No longer do I rise first
to help push the sun over the mountain,
and see the steam lifting
off the backs of the horses. Instead
I am mending the pasture fence,
which is somewhat
since tomorrow my gelding will break it again.
But I value the ritual of it, the repetition,
the angry horse galloping back and forth
across my neighbor’s land,
then heading toward me at full speed,
and stopping just inches away.
It’s a game he appears to take pleasure in,
I don’t begrudge him this daily display of obstinance.
I’m having to earn the respect of all the animals
magic. Feeding, watering
carrying, mending. Who would have thought
I’d be enjoying this,
the scent of mud and animals on me.
This must be why the angel chose to come back as human—
smell of coffee, the dirt, the wet dogs
jumping on our earthly coats, the incredible difficulty

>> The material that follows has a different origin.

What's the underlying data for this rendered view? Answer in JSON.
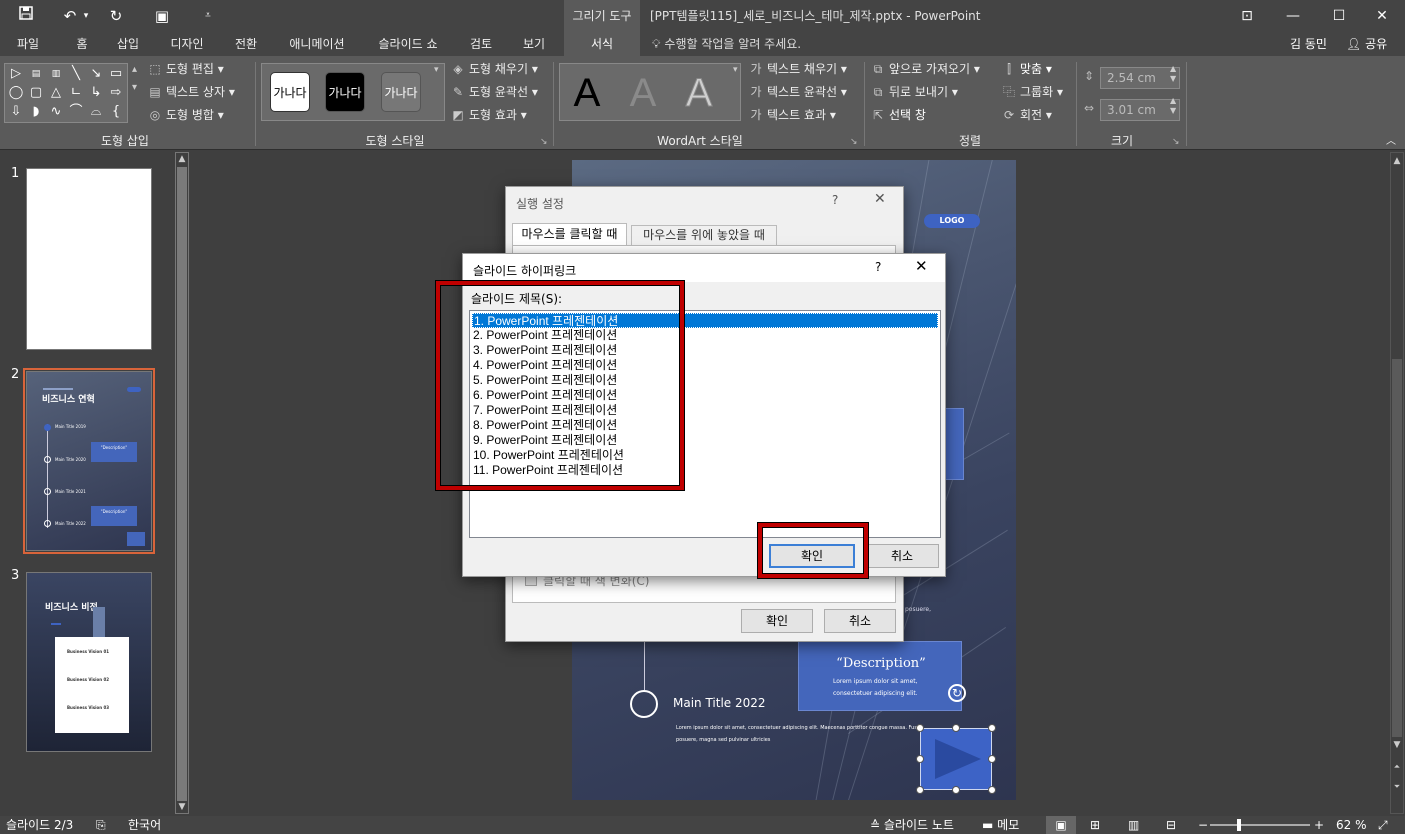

of love, the audible click
when we choose it, set our jaw firmly,
and move on to do the work.
from Connecticut Review